Is it a marketing problem?

When most people think of hard cider, its's an antique, New Englandy kind of image that springs to mind. Say, quaffing a tankard while writing a seditious pamphlet about the King of England after a hard day of blacksmithery.

Or is cider's lack of market traction a supply problem?

Few hard ciders widely available in the United States are more than an alcoholic version of the sweet stuff of sleigh rides and pumpkin picking.

"One of the things is there's great beer everywhere in this area, but there (has been) a shortage of really good hard cider," says Dan Daugherty, a Longmont home cider maker, who blogs about the Colorado cider scene at cidersage.com.

Fortunately for hard cider lovers, there's a revived interest in the once-common beverage. You might even call it a ferment.

"If you look at New England, there's a whole, long tradition of cider making. They never lost it some ways," Daugherty says. "The Northwest has a huge (number) of new cideries. It's such a huge apple growing region."

Colorado is in the beginning stages of a cider industry, as well. Two years ago, Dick Dunn, a Hygiene man with a cider obsession and a 300-tree orchard of cider apples to prove it, started an association for Colorado cider makers and would-be cider makers. Rocky Mountain Cider Association now boasts 17 members, including cideries in Montana and New Mexico, as well as Colorado.

Denver, with the Colorado Cider Co. and others, Fort Collins and producers on the Western Slope are currently taking the lead. Boulder County has cidereries in the planning stages.

Creating a serious cider industry requires more than simply finding some folks with an interest and knowledge. The supply problem goes deeper. So-called table apples, the ones people love to eat out of hand, are not the best for making cider with complexity.

"A table apple tends to be great to eat," Daugherty says. "But there's not a lot of body when you ferment it out. There's not a lot of structure."

The apples that make the best cider are not that good to eat, he adds.

"They're crabby, bitter and wild tasting."

Thus cider makers are working to forge relationships with apple growers on the Western Slope or planting their own trees, making cider in the meantime with juice purchased from the Northwest.

One such is Rocky Mountain Wild Cider in Firestone, founded by Adam Gorove, with Michelle Heath as his partner. The company got its final licensing approval in October, and its first batch of 3,000 gallons out the door in November.

Gorove, who was born and raised in Boulder, says the company plans to ramp up to 18,000 gallons this year. Currently, the cider comes in four flavors, including an elderberry and a seasonal apple pie spice, and this summer he will offer a peach flavor by adding Western Slope peaches to the apple juice used in fermenting. Gorove uses juice from the Northwest now but has ordered 1,300 trees to be planted on his 14-acre property.

He describes his ciders as somewhere between the syrupy sweet variety and the super dry types.

"It's very well-balanced," he says.

Gorove, who developed an interest in cider while trying a gluten-free diet, believes the gluten-free aspect is another selling point for people who don't care for the gluten-free beers that are available.

Of his own experience with cider, he says: "I fell in love with it."

Dunn, of Hygiene, also plans to bring some cider to the market this year.

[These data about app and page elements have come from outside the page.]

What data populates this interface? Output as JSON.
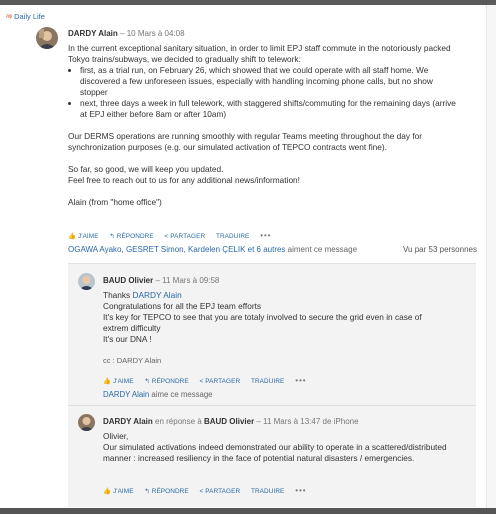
{
  "group": {
    "icon": "group-icon",
    "name": "Daily Life"
  },
  "post": {
    "author": "DARDY Alain",
    "date": "– 10 Mars à 04:08",
    "intro": "In the current exceptional sanitary situation, in order to limit EPJ staff commute in the notoriously packed Tokyo trains/subways, we decided to gradually shift to telework:",
    "bullets": [
      "first, as a trial run, on February 26, which showed that we could operate with all staff home. We discovered a few unforeseen issues, especially with handling incoming phone calls, but no show stopper",
      "next, three days a week in full telework, with staggered shifts/commuting for the remaining days (arrive at EPJ either before 8am or after 10am)"
    ],
    "para2": "Our DERMS operations are running smoothly with regular Teams meeting throughout the day for synchronization purposes (e.g. our simulated activation of TEPCO contracts went fine).",
    "para3a": "So far, so good, we will keep you updated.",
    "para3b": "Feel free to reach out to us for any additional news/information!",
    "signature": "Alain (from \"home office\")",
    "actions": {
      "like": "J'AIME",
      "reply": "RÉPONDRE",
      "share": "PARTAGER",
      "translate": "TRADUIRE",
      "more": "•••"
    },
    "likes_names": "OGAWA Ayako, GESRET Simon, Kardelen ÇELIK et 6 autres",
    "likes_rest": " aiment ce message",
    "seen_by": "Vu par 53 personnes"
  },
  "reply1": {
    "author": "BAUD Olivier",
    "date": "– 11 Mars à 09:58",
    "thanks": "Thanks ",
    "mention": "DARDY Alain",
    "line2": "Congratulations for all the EPJ team efforts",
    "line3": "It's key for TEPCO to see that you are totaly involved to secure the grid even in case of extrem difficulty",
    "line4": "It's our DNA !",
    "cc": "cc : DARDY Alain",
    "actions": {
      "like": "J'AIME",
      "reply": "RÉPONDRE",
      "share": "PARTAGER",
      "translate": "TRADUIRE",
      "more": "•••"
    },
    "liked_name": "DARDY Alain",
    "liked_rest": " aime ce message"
  },
  "reply2": {
    "author": "DARDY Alain",
    "in_reply": " en réponse à ",
    "reply_to": "BAUD Olivier",
    "date": " – 11 Mars à 13:47 de iPhone",
    "line1": "Olivier,",
    "line2": "Our simulated activations indeed demonstrated our ability to operate in a scattered/distributed manner : increased resiliency in the face of potential natural disasters / emergencies.",
    "actions": {
      "like": "J'AIME",
      "reply": "RÉPONDRE",
      "share": "PARTAGER",
      "translate": "TRADUIRE",
      "more": "•••"
    }
  },
  "colors": {
    "link": "#2a6aa6",
    "reply_bg": "#f3f3f3"
  }
}
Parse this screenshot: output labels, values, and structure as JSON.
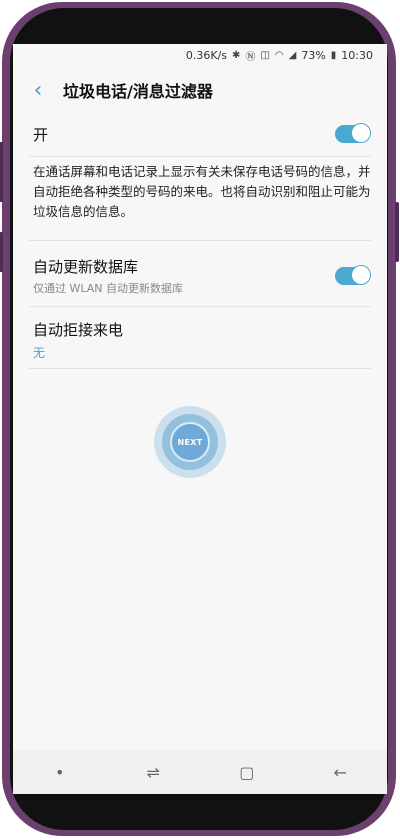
{
  "status_bar": {
    "speed": "0.36K/s",
    "battery": "73%",
    "time": "10:30"
  },
  "header": {
    "title": "垃圾电话/消息过滤器"
  },
  "main_toggle": {
    "label": "开",
    "on": true
  },
  "description": "在通话屏幕和电话记录上显示有关未保存电话号码的信息，并自动拒绝各种类型的号码的来电。也将自动识别和阻止可能为垃圾信息的信息。",
  "auto_update": {
    "label": "自动更新数据库",
    "sub": "仅通过 WLAN 自动更新数据库",
    "on": true
  },
  "auto_reject": {
    "label": "自动拒接来电",
    "value": "无"
  },
  "next_button": {
    "label": "NEXT"
  },
  "colors": {
    "accent": "#3aa4c8",
    "toggle_on": "#49a9cf",
    "frame": "#6b3f6e"
  }
}
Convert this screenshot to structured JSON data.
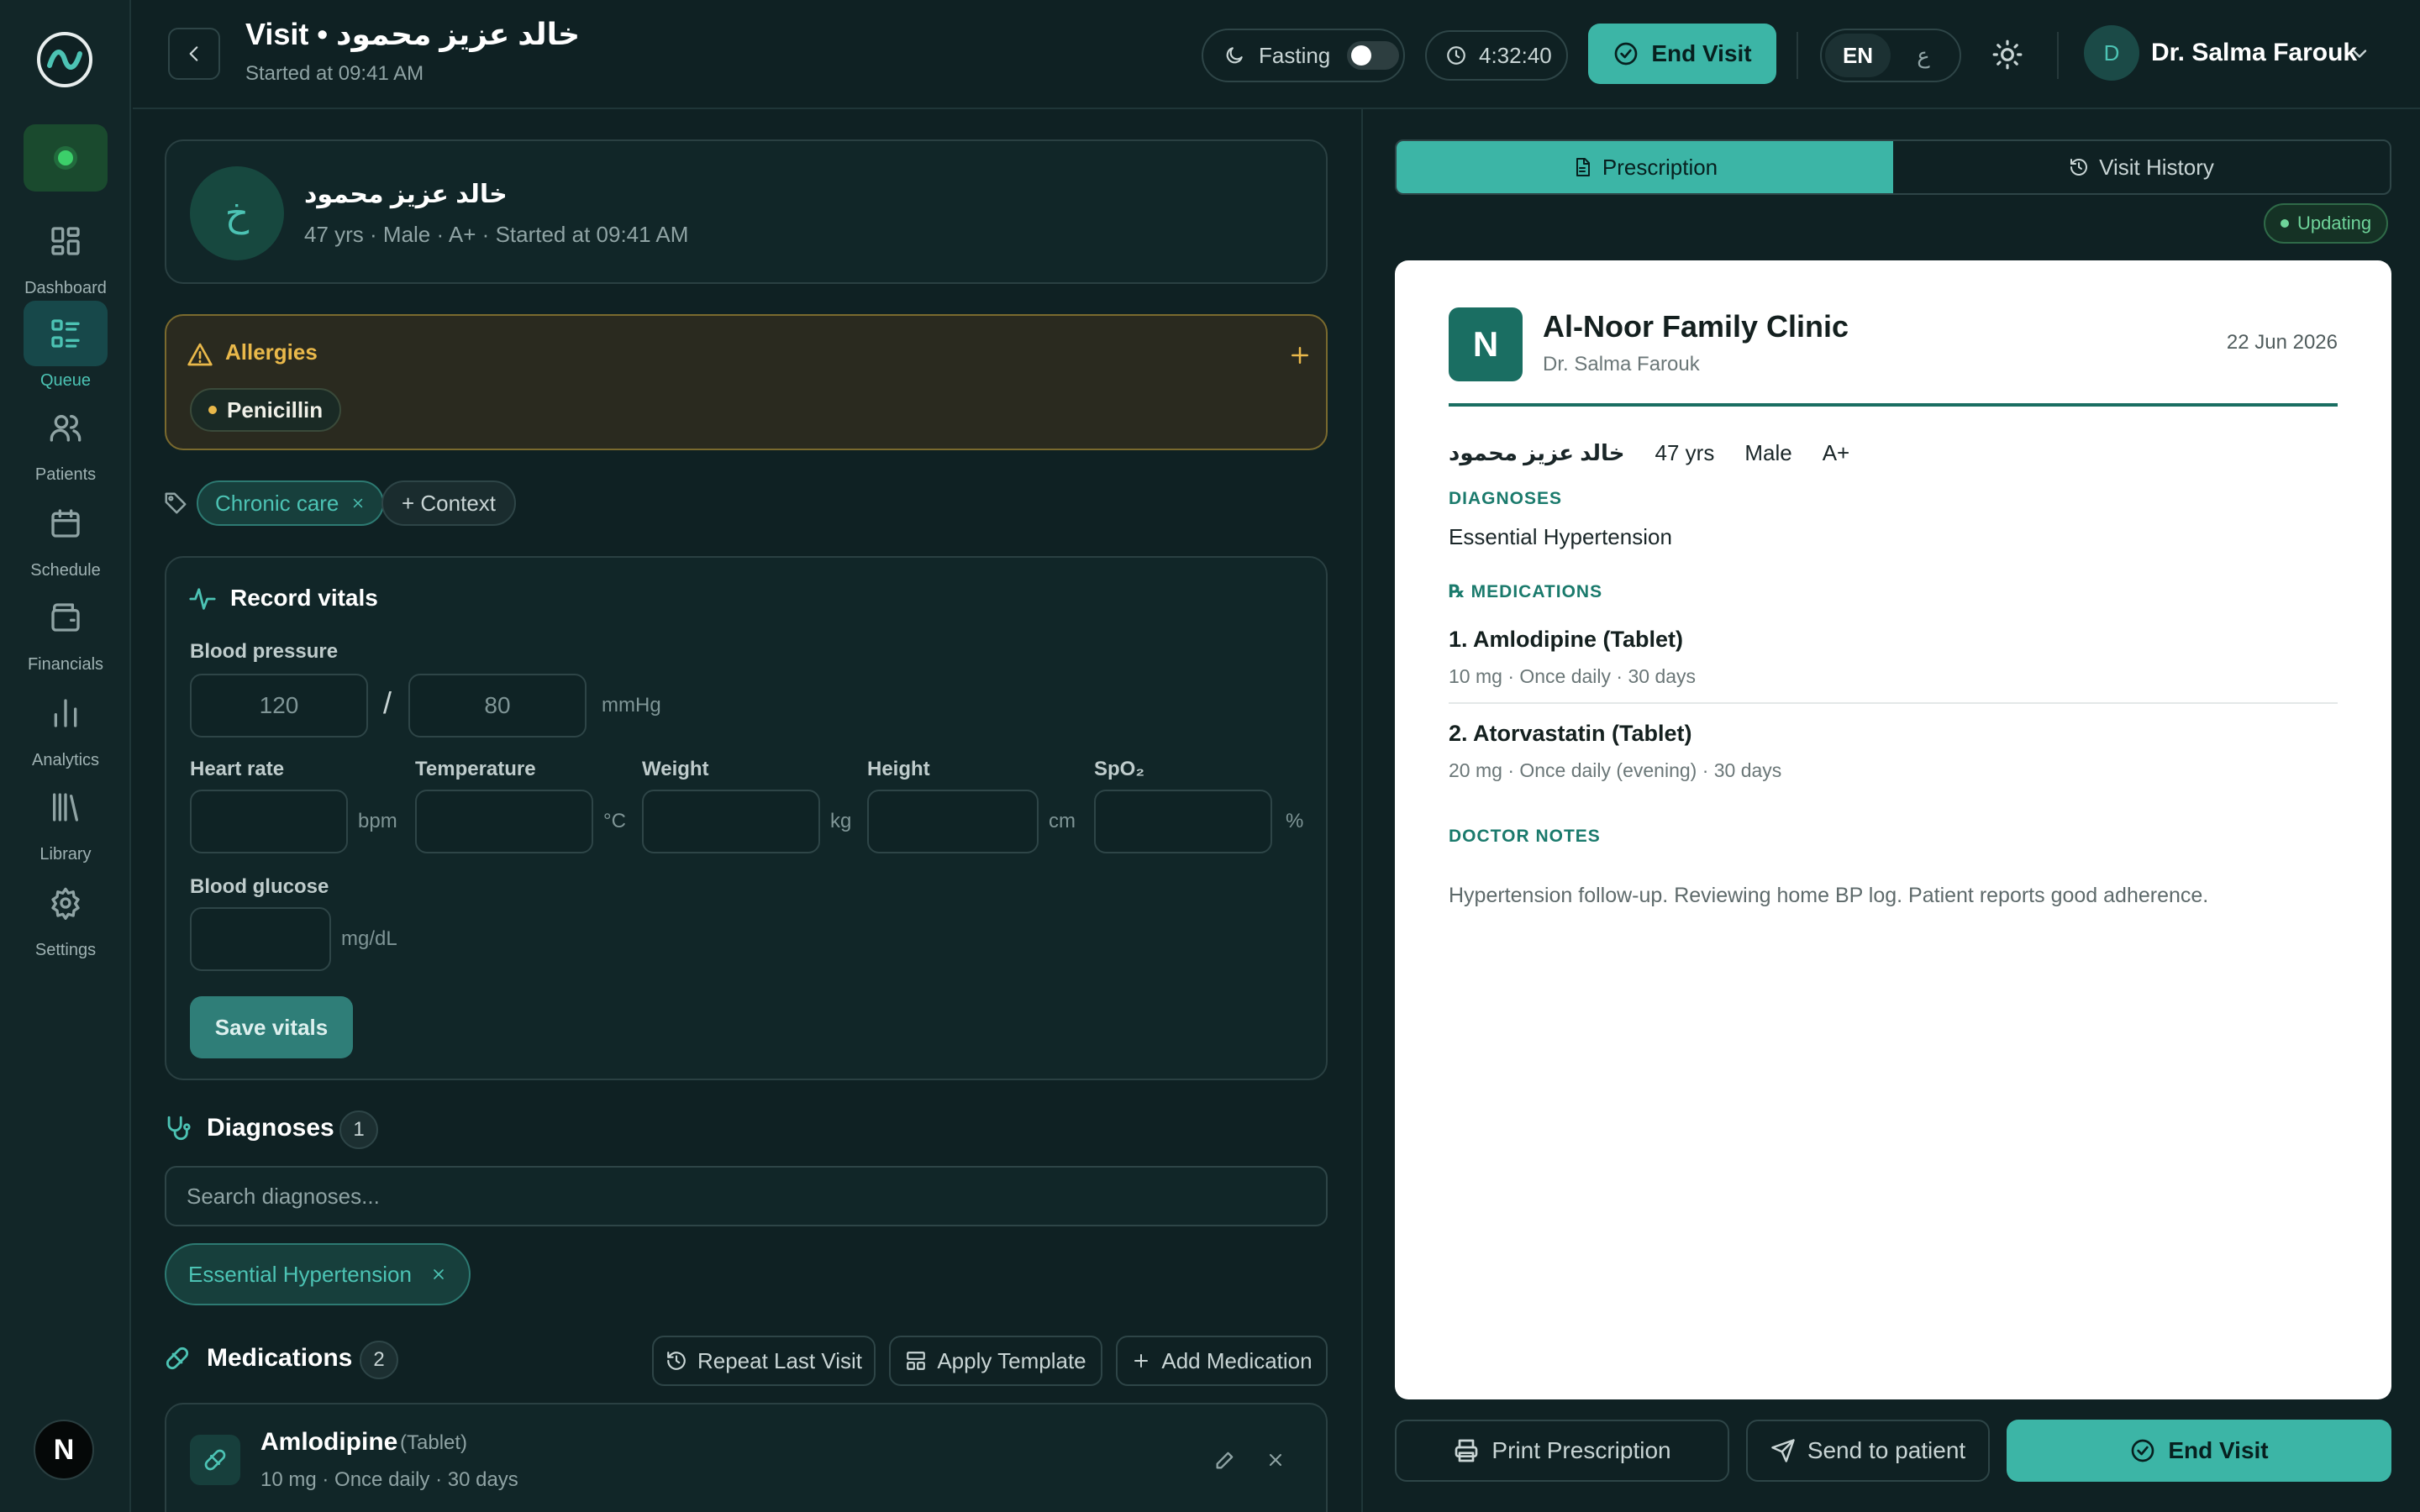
{
  "sidebar": {
    "items": [
      {
        "label": "Dashboard",
        "icon": "grid-icon"
      },
      {
        "label": "Queue",
        "icon": "list-icon"
      },
      {
        "label": "Patients",
        "icon": "users-icon"
      },
      {
        "label": "Schedule",
        "icon": "calendar-icon"
      },
      {
        "label": "Financials",
        "icon": "wallet-icon"
      },
      {
        "label": "Analytics",
        "icon": "bar-chart-icon"
      },
      {
        "label": "Library",
        "icon": "library-icon"
      },
      {
        "label": "Settings",
        "icon": "gear-icon"
      }
    ],
    "active": "Queue",
    "bottom_avatar": "N"
  },
  "header": {
    "title": "Visit • خالد عزيز محمود",
    "subtitle": "Started at 09:41 AM",
    "fasting_label": "Fasting",
    "fasting_on": false,
    "timer": "4:32:40",
    "end_visit_label": "End Visit",
    "lang_en": "EN",
    "lang_ar": "ع",
    "user_initial": "D",
    "user_name": "Dr. Salma Farouk"
  },
  "patient": {
    "initial": "خ",
    "name": "خالد عزيز محمود",
    "meta": "47 yrs · Male · A+ · Started at 09:41 AM"
  },
  "allergies": {
    "title": "Allergies",
    "items": [
      "Penicillin"
    ]
  },
  "context": {
    "tags": [
      "Chronic care"
    ],
    "add_label": "+ Context"
  },
  "vitals": {
    "title": "Record vitals",
    "bp_label": "Blood pressure",
    "bp_systolic_placeholder": "120",
    "bp_diastolic_placeholder": "80",
    "bp_unit": "mmHg",
    "heart_rate_label": "Heart rate",
    "heart_rate_unit": "bpm",
    "temperature_label": "Temperature",
    "temperature_unit": "°C",
    "weight_label": "Weight",
    "weight_unit": "kg",
    "height_label": "Height",
    "height_unit": "cm",
    "spo2_label": "SpO₂",
    "spo2_unit": "%",
    "glucose_label": "Blood glucose",
    "glucose_unit": "mg/dL",
    "save_label": "Save vitals"
  },
  "diagnoses": {
    "title": "Diagnoses",
    "count": "1",
    "search_placeholder": "Search diagnoses...",
    "items": [
      "Essential Hypertension"
    ]
  },
  "medications": {
    "title": "Medications",
    "count": "2",
    "repeat_label": "Repeat Last Visit",
    "template_label": "Apply Template",
    "add_label": "Add Medication",
    "items": [
      {
        "name": "Amlodipine",
        "form": "(Tablet)",
        "dose": "10 mg · Once daily · 30 days"
      }
    ]
  },
  "right_panel": {
    "tab_prescription": "Prescription",
    "tab_history": "Visit History",
    "status": "Updating",
    "clinic_initial": "N",
    "clinic_name": "Al-Noor Family Clinic",
    "doctor": "Dr. Salma Farouk",
    "date": "22 Jun 2026",
    "patient_name": "خالد عزيز محمود",
    "patient_age": "47 yrs",
    "patient_sex": "Male",
    "patient_blood": "A+",
    "diagnoses_heading": "DIAGNOSES",
    "diagnosis_text": "Essential Hypertension",
    "medications_heading": "℞ MEDICATIONS",
    "meds": [
      {
        "title": "1. Amlodipine (Tablet)",
        "dose": "10 mg · Once daily · 30 days"
      },
      {
        "title": "2. Atorvastatin (Tablet)",
        "dose": "20 mg · Once daily (evening) · 30 days"
      }
    ],
    "notes_heading": "DOCTOR NOTES",
    "notes_text": "Hypertension follow-up. Reviewing home BP log. Patient reports good adherence.",
    "print_label": "Print Prescription",
    "send_label": "Send to patient",
    "end_label": "End Visit"
  },
  "colors": {
    "accent": "#3cb5a6",
    "background": "#0f2123",
    "allergy": "#e9b84a",
    "status_ok": "#3ccf6a"
  }
}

Previously, he had been working with Mark Beran of Medovina, a Niwot meadery. But, this year, he will go out on his own, even as he plants 80 more trees. This year, he hopes to produce 50-80 cases.

As with craft breweries and distilleries, there are regulatory ins and outs. Ciders, including perry made from pears, generally are about 6.5 alcohol by volume and regulated as wines. Carbonation is also an issue; if the cider is highly carbonated, it is regulated as a Champagne would be, which means it incurs a higher tax.

Those types of issues, as well as perfecting a cider and finding space in which to ferment are among the barriers to new cideries. One cider association member in these early stages is Kurt Schrammel, who is looking for space to open a cidery in Boulder County. Schrammel, a stay-at-home dad now ready to branch out as his child is older, hopes to start with two ciders and offer a tasting room, partially to use as an ongoing focus group to find out what ciders people like best.

He hopes to find a Western Slope apple producer to work with on apples most suitable for cider.

"I'm in the very early stages," he says.

Much like the local industry.

Contact Camera Staff Writer Cindy Sutter at 303-473-1335 or sutterc@dailycamera.com